I've just started on a project. It's kinda what I've always wanted to make. Working a little bit at a time, I hope to be done in a year. The biggest inspirations are Knytt, Untitled Story, and the Underside. The fundamental draw is exploring the world, so it must be vast, appealing and alive. Control is also key. Beyond that, I'm aiming for more of a puzzle/item type system instead of a "Metroid powerup" type system. Spud's Quest is a good reference here, although I found that game had its flaws. I don't like the one-screen "scene" format that scrolls when you hit the edge. So I have to break up the large map. If I don't feel really ambitious (which I probably won't), I'm not going to be doing dynamic loading with multi-threading. So the "scene" will be probably about 10x10 screens if I don't break it up some other way. The hook is hopefully the story and interesting characters you meet, as well as exploration. But what is different is I'm going for a high-resolution display, all the inspirations use pixel art. But it is not realism, it's rather something of a painted look. I help with the Secret Maryo project so I have some experience seeing how high-resolution 2D works (except Maryo is vector art). Not many enemies are planned, maybe spikes, lava, swinging spike balls, and turret defenses. Maybe some platforming. Maybe a little bit of maze challenges, because you travel through pipes in the world. I'm using C# and OpenTK. Currently I'm using FBOs, VBOs, and NPOT textures but I may want to switch for older cards/laptops. Ideally, if I had all the time a panda does, I could make it easily mod-able like Knytt Stories and the Underside almost is. But then you have to make tools that others can use and a more flexible code design. However I am definitely using flexible XML formats and possibly lua, but then again I don't really want that level of gameplay complexity. I have to focus on the basics because after that I still have to do art and level design. Hopefully it's good enough I can get some ambient music and sounds, but that is for later. I thought about 2D physics and generalized slopes without tiles, but realized that without those features being the "hook" of the game, I would need more manpower to pull it off.

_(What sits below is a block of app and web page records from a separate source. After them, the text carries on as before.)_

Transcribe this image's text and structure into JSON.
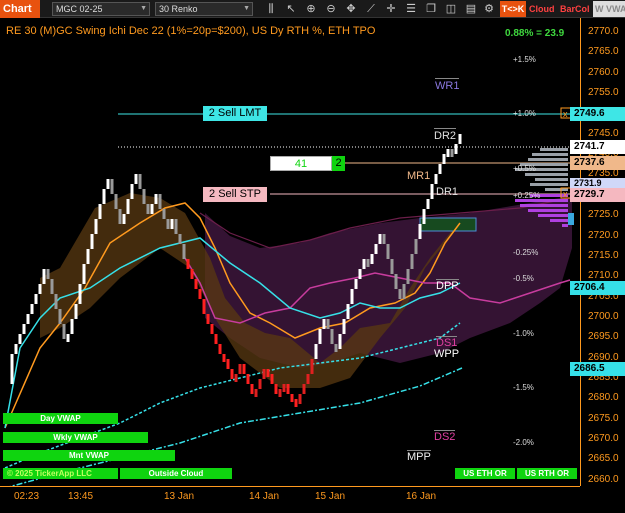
{
  "toolbar": {
    "chart_label": "Chart",
    "instrument": "MGC 02-25",
    "bar_type": "30 Renko",
    "tk_label": "T<>K",
    "cloud_label": "Cloud",
    "barcol_label": "BarCol",
    "vwap_label": "W VWAI"
  },
  "chart": {
    "title": "RE 30 (M)GC Swing Ichi Dec 22 (1%=20p=$200), US Dy RTH %, ETH TPO",
    "performance": "0.88% = 23.9",
    "copyright": "© 2025 TickerApp LLC"
  },
  "y_axis": {
    "ticks": [
      "2770.0",
      "2765.0",
      "2760.0",
      "2755.0",
      "2750.0",
      "2745.0",
      "2740.0",
      "2735.0",
      "2730.0",
      "2725.0",
      "2720.0",
      "2715.0",
      "2710.0",
      "2705.0",
      "2700.0",
      "2695.0",
      "2690.0",
      "2685.0",
      "2680.0",
      "2675.0",
      "2670.0",
      "2665.0",
      "2660.0"
    ]
  },
  "x_axis": {
    "ticks": [
      "02:23",
      "13:45",
      "13 Jan",
      "14 Jan",
      "15 Jan",
      "16 Jan"
    ]
  },
  "price_tags": {
    "lmt": "2749.6",
    "last": "2741.7",
    "bid": "2737.6",
    "stp": "2729.7",
    "hidden": "2731.9",
    "vwap": "2706.4",
    "wvwap": "2686.5"
  },
  "orders": {
    "sell_lmt": "2 Sell LMT",
    "sell_stp": "2 Sell STP",
    "qty": "41",
    "position": "2"
  },
  "levels": {
    "wr1": "WR1",
    "dr2": "DR2",
    "mr1": "MR1",
    "dr1": "DR1",
    "dpp": "DPP",
    "ds1": "DS1",
    "wpp": "WPP",
    "ds2": "DS2",
    "mpp": "MPP"
  },
  "pct_levels": [
    "+1.5%",
    "+1.0%",
    "+0.5%",
    "+0.25%",
    "-0.25%",
    "-0.5%",
    "-1.0%",
    "-1.5%",
    "-2.0%"
  ],
  "buttons": {
    "day_vwap": "Day VWAP",
    "wkly_vwap": "Wkly VWAP",
    "mnt_vwap": "Mnt VWAP",
    "outside_cloud": "Outside Cloud",
    "us_eth": "US ETH OR",
    "us_rth": "US RTH OR"
  },
  "colors": {
    "accent": "#e8520f",
    "axis": "#ff9a1f",
    "lmt": "#3ee6e6",
    "stp": "#f5b8c0",
    "bid": "#f0b88a",
    "vwap": "#36e0e8",
    "button_green": "#0fd40f"
  }
}
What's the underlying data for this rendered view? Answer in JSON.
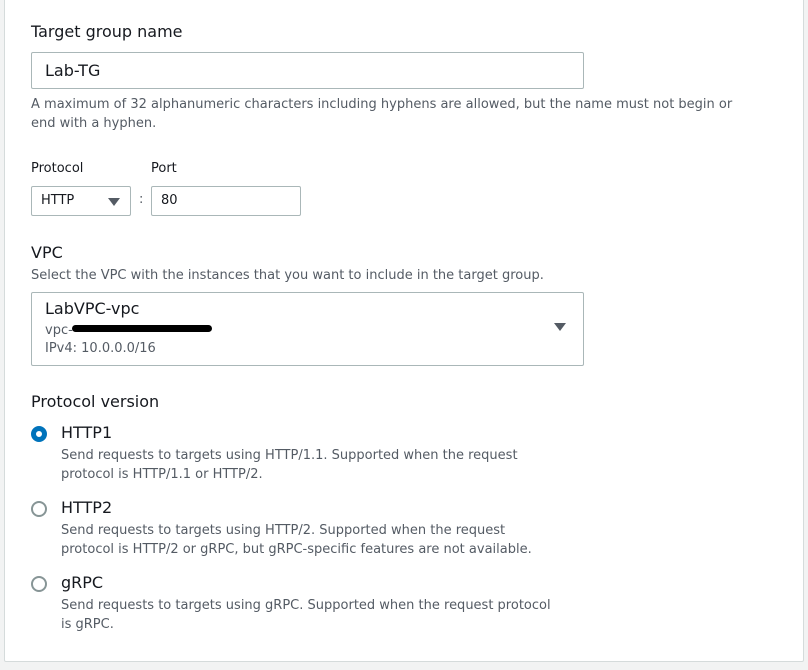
{
  "target_group_name": {
    "label": "Target group name",
    "value": "Lab-TG",
    "hint_line1": "A maximum of 32 alphanumeric characters including hyphens are allowed, but the name must not begin or",
    "hint_line2": "end with a hyphen."
  },
  "protocol": {
    "label": "Protocol",
    "selected": "HTTP"
  },
  "port": {
    "label": "Port",
    "separator": ":",
    "value": "80"
  },
  "vpc": {
    "label": "VPC",
    "hint": "Select the VPC with the instances that you want to include in the target group.",
    "selected_name": "LabVPC-vpc",
    "selected_id_prefix": "vpc-",
    "selected_ipv4": "IPv4: 10.0.0.0/16"
  },
  "protocol_version": {
    "label": "Protocol version",
    "selected": "HTTP1",
    "options": [
      {
        "title": "HTTP1",
        "desc_line1": "Send requests to targets using HTTP/1.1. Supported when the request",
        "desc_line2": "protocol is HTTP/1.1 or HTTP/2."
      },
      {
        "title": "HTTP2",
        "desc_line1": "Send requests to targets using HTTP/2. Supported when the request",
        "desc_line2": "protocol is HTTP/2 or gRPC, but gRPC-specific features are not available."
      },
      {
        "title": "gRPC",
        "desc_line1": "Send requests to targets using gRPC. Supported when the request protocol",
        "desc_line2": "is gRPC."
      }
    ]
  },
  "colors": {
    "accent": "#0073bb",
    "text": "#16191f",
    "secondary_text": "#545b64",
    "border": "#aab7b8",
    "background": "#f2f3f3"
  }
}
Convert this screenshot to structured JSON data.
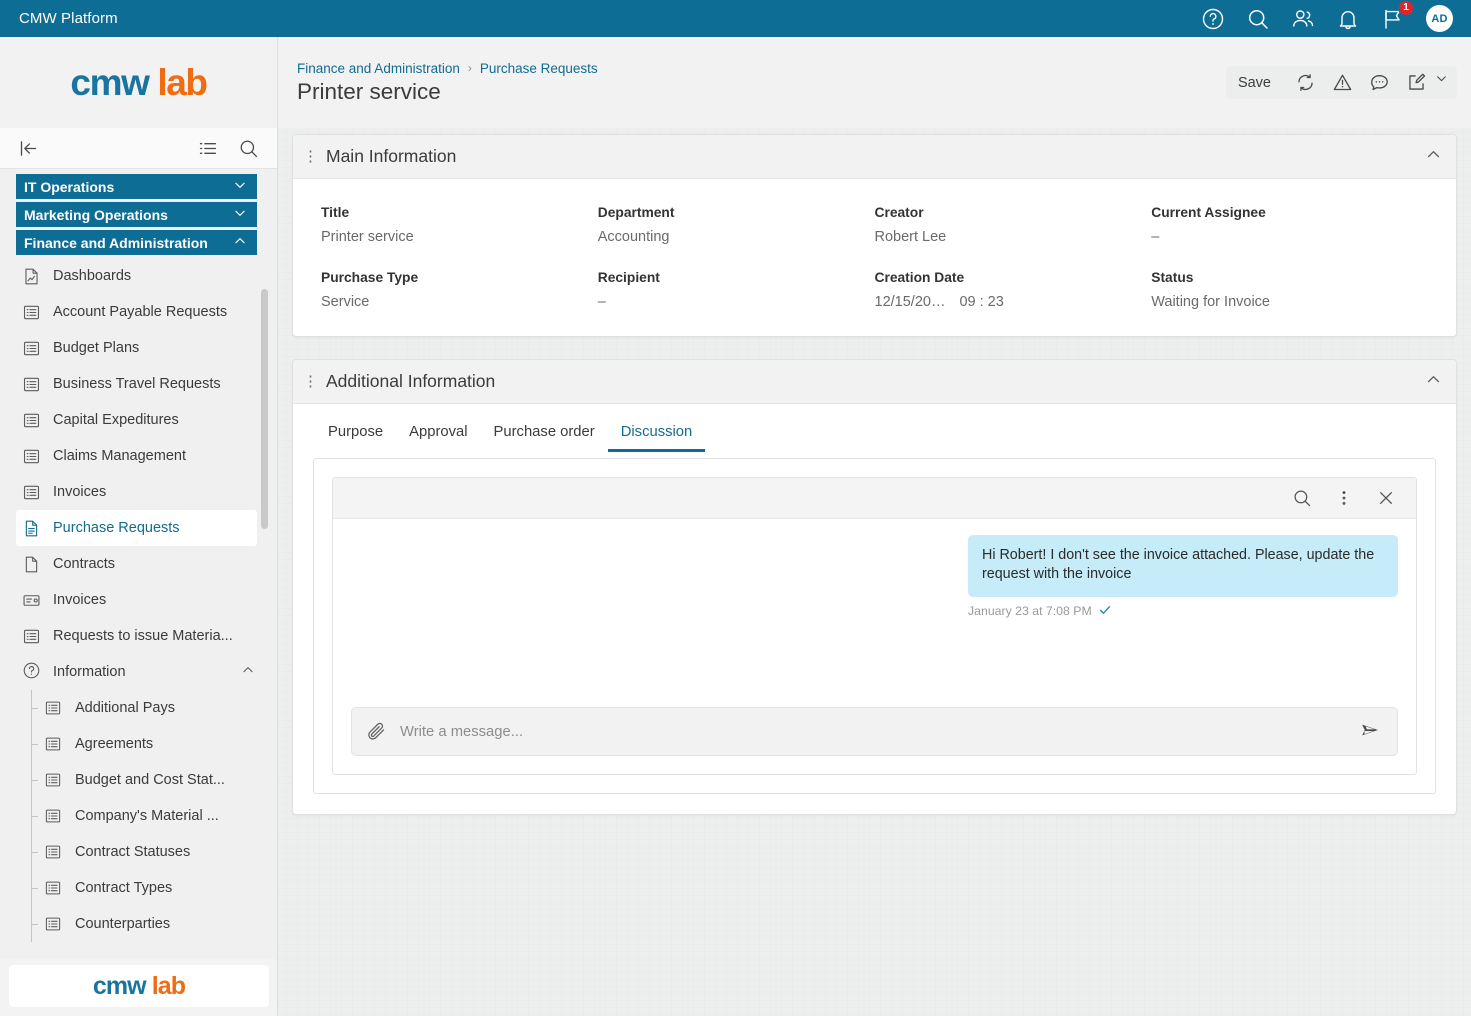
{
  "topbar": {
    "title": "CMW Platform",
    "icons": [
      {
        "name": "help-icon"
      },
      {
        "name": "search-icon"
      },
      {
        "name": "users-icon"
      },
      {
        "name": "bell-icon"
      },
      {
        "name": "flag-icon",
        "badge": "1"
      }
    ],
    "avatar_initials": "AD",
    "accent_color": "#0e6d94",
    "badge_color": "#e0242b"
  },
  "brand": {
    "part1": "cmw",
    "part2": "lab",
    "color1": "#1a74a0",
    "color2": "#ef6c13"
  },
  "header": {
    "breadcrumb": [
      "Finance and Administration",
      "Purchase Requests"
    ],
    "breadcrumb_separator": "›",
    "page_title": "Printer service",
    "toolbar": {
      "save_label": "Save",
      "icons": [
        "sync-icon",
        "warning-icon",
        "comment-icon",
        "edit-icon",
        "chevron-down-icon"
      ]
    }
  },
  "sidebar": {
    "toolbar_icons": [
      "collapse-panel-icon",
      "list-view-icon",
      "search-icon"
    ],
    "groups": [
      {
        "label": "IT Operations",
        "expanded": false
      },
      {
        "label": "Marketing Operations",
        "expanded": false
      },
      {
        "label": "Finance and Administration",
        "expanded": true
      }
    ],
    "items": [
      {
        "label": "Dashboards",
        "icon": "dashboard-icon",
        "active": false
      },
      {
        "label": "Account Payable Requests",
        "icon": "list-icon",
        "active": false
      },
      {
        "label": "Budget Plans",
        "icon": "list-icon",
        "active": false
      },
      {
        "label": "Business Travel Requests",
        "icon": "list-icon",
        "active": false
      },
      {
        "label": "Capital Expeditures",
        "icon": "list-icon",
        "active": false
      },
      {
        "label": "Claims Management",
        "icon": "list-icon",
        "active": false
      },
      {
        "label": "Invoices",
        "icon": "list-icon",
        "active": false
      },
      {
        "label": "Purchase Requests",
        "icon": "document-icon",
        "active": true
      },
      {
        "label": "Contracts",
        "icon": "file-icon",
        "active": false
      },
      {
        "label": "Invoices",
        "icon": "card-icon",
        "active": false
      },
      {
        "label": "Requests to issue Materia...",
        "icon": "list-icon",
        "active": false
      }
    ],
    "section": {
      "label": "Information",
      "icon": "question-circle-icon",
      "expanded": true
    },
    "nested_items": [
      {
        "label": "Additional Pays",
        "icon": "list-icon"
      },
      {
        "label": "Agreements",
        "icon": "list-icon"
      },
      {
        "label": "Budget and Cost Stat...",
        "icon": "list-icon"
      },
      {
        "label": "Company's Material ...",
        "icon": "list-icon"
      },
      {
        "label": "Contract Statuses",
        "icon": "list-icon"
      },
      {
        "label": "Contract Types",
        "icon": "list-icon"
      },
      {
        "label": "Counterparties",
        "icon": "list-icon"
      }
    ]
  },
  "main_information": {
    "title": "Main Information",
    "fields": [
      {
        "label": "Title",
        "value": "Printer service"
      },
      {
        "label": "Department",
        "value": "Accounting"
      },
      {
        "label": "Creator",
        "value": "Robert Lee"
      },
      {
        "label": "Current Assignee",
        "value": "–"
      },
      {
        "label": "Purchase Type",
        "value": "Service"
      },
      {
        "label": "Recipient",
        "value": "–"
      },
      {
        "label": "Creation Date",
        "value": "12/15/20…",
        "value2": "09 : 23"
      },
      {
        "label": "Status",
        "value": "Waiting for Invoice"
      }
    ]
  },
  "additional_information": {
    "title": "Additional Information",
    "tabs": [
      {
        "label": "Purpose",
        "active": false
      },
      {
        "label": "Approval",
        "active": false
      },
      {
        "label": "Purchase order",
        "active": false
      },
      {
        "label": "Discussion",
        "active": true
      }
    ],
    "chat": {
      "toolbar_icons": [
        "search-icon",
        "more-vertical-icon",
        "close-icon"
      ],
      "messages": [
        {
          "text": "Hi Robert! I don't see the invoice attached. Please, update the request with the invoice",
          "timestamp": "January 23 at 7:08 PM",
          "status": "read",
          "outgoing": true
        }
      ],
      "input_placeholder": "Write a message...",
      "input_value": "",
      "attach_icon": "paperclip-icon",
      "send_icon": "send-icon"
    }
  }
}
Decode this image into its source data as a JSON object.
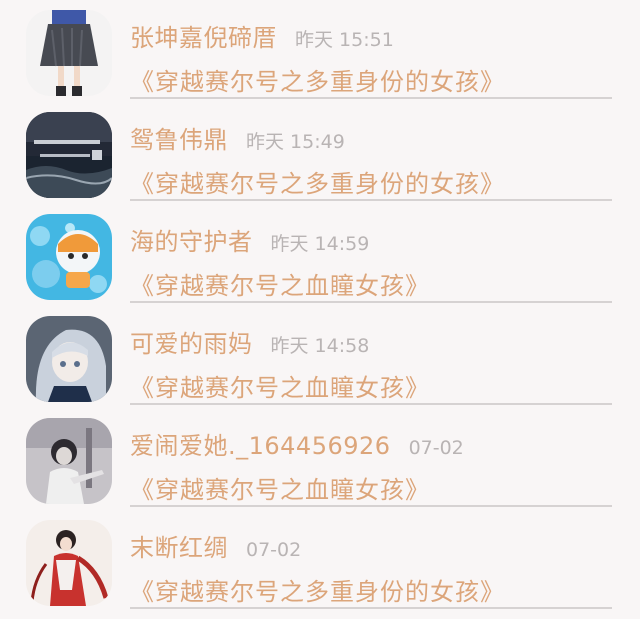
{
  "comments": [
    {
      "username": "张坤嘉倪碲厝",
      "time": "昨天 15:51",
      "book_title": "《穿越赛尔号之多重身份的女孩》",
      "avatar_icon": "avatar-girl-skirt"
    },
    {
      "username": "鸳鲁伟鼎",
      "time": "昨天 15:49",
      "book_title": "《穿越赛尔号之多重身份的女孩》",
      "avatar_icon": "avatar-dark-sea"
    },
    {
      "username": "海的守护者",
      "time": "昨天 14:59",
      "book_title": "《穿越赛尔号之血瞳女孩》",
      "avatar_icon": "avatar-cartoon-bubbles"
    },
    {
      "username": "可爱的雨妈",
      "time": "昨天 14:58",
      "book_title": "《穿越赛尔号之血瞳女孩》",
      "avatar_icon": "avatar-anime-girl"
    },
    {
      "username": "爱闹爱她._164456926",
      "time": "07-02",
      "book_title": "《穿越赛尔号之血瞳女孩》",
      "avatar_icon": "avatar-bw-girl"
    },
    {
      "username": "末断红绸",
      "time": "07-02",
      "book_title": "《穿越赛尔号之多重身份的女孩》",
      "avatar_icon": "avatar-red-costume"
    }
  ],
  "colors": {
    "background": "#f9f6f6",
    "accent": "#dca57a",
    "time": "#b9b4b4",
    "divider": "#d6d2d2"
  }
}
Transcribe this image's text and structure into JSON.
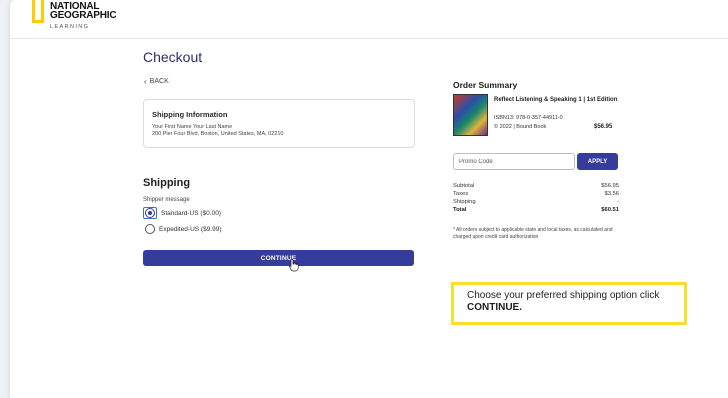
{
  "brand": {
    "line1": "NATIONAL",
    "line2": "GEOGRAPHIC",
    "sub": "LEARNING",
    "accent_color": "#ffcc00"
  },
  "page": {
    "title": "Checkout",
    "back_label": "BACK",
    "back_icon": "chevron-left-icon"
  },
  "shipping_info": {
    "title": "Shipping Information",
    "name": "Your First Name Your Last Name",
    "address": "200 Pier Four Blvd, Boston, United States, MA, 02210"
  },
  "shipping": {
    "heading": "Shipping",
    "shipper_label": "Shipper message",
    "options": [
      {
        "label": "Standard-US ($0.00)",
        "selected": true
      },
      {
        "label": "Expedited-US ($9.99)",
        "selected": false
      }
    ],
    "continue_label": "CONTINUE"
  },
  "order_summary": {
    "title": "Order Summary",
    "book": {
      "title": "Reflect Listening & Speaking 1 | 1st Edition",
      "isbn": "ISBN13: 978-0-357-44911-0",
      "meta": "© 2022 | Bound Book",
      "price": "$56.95"
    },
    "promo_placeholder": "Promo Code",
    "apply_label": "APPLY",
    "rows": [
      {
        "label": "Subtotal",
        "value": "$56.95"
      },
      {
        "label": "Taxes",
        "value": "$3.56"
      },
      {
        "label": "Shipping",
        "value": "-"
      },
      {
        "label": "Total",
        "value": "$60.51"
      }
    ],
    "footnote": "* All orders subject to applicable state and local taxes, as calculated and charged upon credit card authorization"
  },
  "callout": {
    "text": "Choose your preferred shipping option click",
    "emphasis": "CONTINUE."
  },
  "colors": {
    "primary_button": "#353c99",
    "title_color": "#2b2f6b",
    "callout_border": "#f5e12b"
  }
}
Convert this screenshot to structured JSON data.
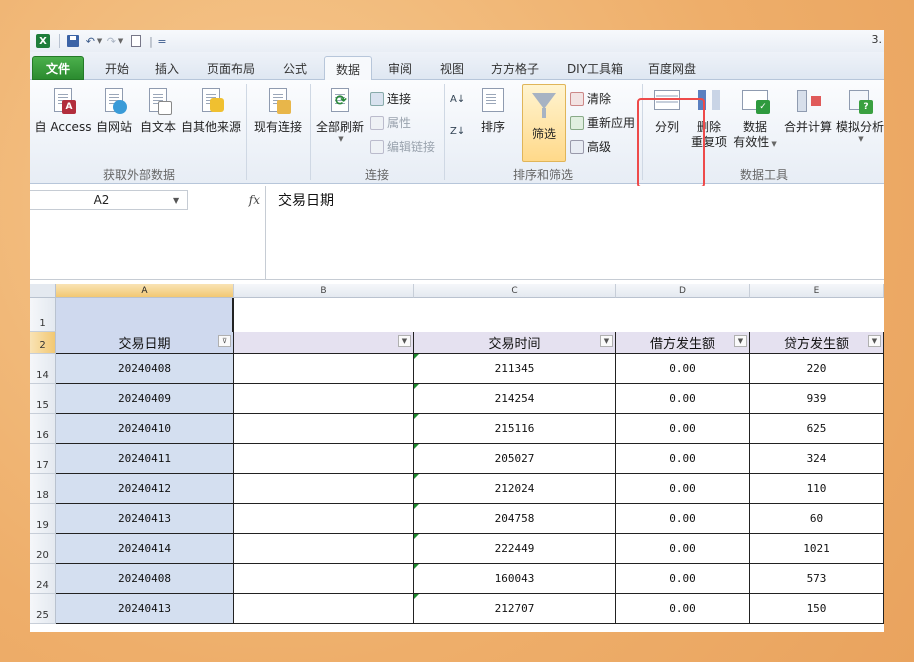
{
  "window": {
    "title_fragment": "3."
  },
  "qat": {
    "separator": "|",
    "more": "="
  },
  "tabs": [
    {
      "label": "文件"
    },
    {
      "label": "开始"
    },
    {
      "label": "插入"
    },
    {
      "label": "页面布局"
    },
    {
      "label": "公式"
    },
    {
      "label": "数据"
    },
    {
      "label": "审阅"
    },
    {
      "label": "视图"
    },
    {
      "label": "方方格子"
    },
    {
      "label": "DIY工具箱"
    },
    {
      "label": "百度网盘"
    }
  ],
  "ribbon": {
    "get_external": {
      "label": "获取外部数据",
      "access": "自 Access",
      "web": "自网站",
      "text": "自文本",
      "other": "自其他来源"
    },
    "existing_connections": "现有连接",
    "connections": {
      "label": "连接",
      "refresh_all": "全部刷新",
      "connections": "连接",
      "properties": "属性",
      "edit_links": "编辑链接"
    },
    "sort_filter": {
      "label": "排序和筛选",
      "sort": "排序",
      "filter": "筛选",
      "clear": "清除",
      "reapply": "重新应用",
      "advanced": "高级"
    },
    "data_tools": {
      "label": "数据工具",
      "text_to_columns": "分列",
      "remove_dup_1": "删除",
      "remove_dup_2": "重复项",
      "validation_1": "数据",
      "validation_2": "有效性",
      "consolidate": "合并计算",
      "what_if": "模拟分析"
    }
  },
  "formula_bar": {
    "name_box": "A2",
    "fx": "fx",
    "content": "交易日期"
  },
  "grid": {
    "columns": [
      "A",
      "B",
      "C",
      "D",
      "E"
    ],
    "header_row": [
      "交易日期",
      "",
      "交易时间",
      "借方发生额",
      "贷方发生额"
    ],
    "rows": [
      {
        "num": "14",
        "cells": [
          "20240408",
          "",
          "211345",
          "0.00",
          "220"
        ]
      },
      {
        "num": "15",
        "cells": [
          "20240409",
          "",
          "214254",
          "0.00",
          "939"
        ]
      },
      {
        "num": "16",
        "cells": [
          "20240410",
          "",
          "215116",
          "0.00",
          "625"
        ]
      },
      {
        "num": "17",
        "cells": [
          "20240411",
          "",
          "205027",
          "0.00",
          "324"
        ]
      },
      {
        "num": "18",
        "cells": [
          "20240412",
          "",
          "212024",
          "0.00",
          "110"
        ]
      },
      {
        "num": "19",
        "cells": [
          "20240413",
          "",
          "204758",
          "0.00",
          "60"
        ]
      },
      {
        "num": "20",
        "cells": [
          "20240414",
          "",
          "222449",
          "0.00",
          "1021"
        ]
      },
      {
        "num": "24",
        "cells": [
          "20240408",
          "",
          "160043",
          "0.00",
          "573"
        ]
      },
      {
        "num": "25",
        "cells": [
          "20240413",
          "",
          "212707",
          "0.00",
          "150"
        ]
      }
    ],
    "row_labels": {
      "r1": "1",
      "r2": "2"
    }
  }
}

In-game Console and Scripting

20 March 2008 - 07:02 AM

I haven't implemented a scripting language or a Quake-style console in my games yet. I was thinking about it and wondering if it's worth implementing a console if you already have a script hooked in. The way I thought about it is that you could run the game windowed and have the main scripts open in a text editor. Then you could (F5) refresh the scripts and get most of the benefit of inputs to the console. The console is also used for debug printing info. You could have an overlay that lists all the important variables and their values. I was wondering if people knew of good examples of a console in a game that is tied to a scripting language like lua or python. Hopefully freely downloadable. I would like to see it, because most consoles seem to stop short of being a full language. I wonder if all the error-checking, logging, and flexibility with scripting/xml/consoles is worth it for a moderately sized game. Then I think of some counterexamples and know it's worth it to some extent.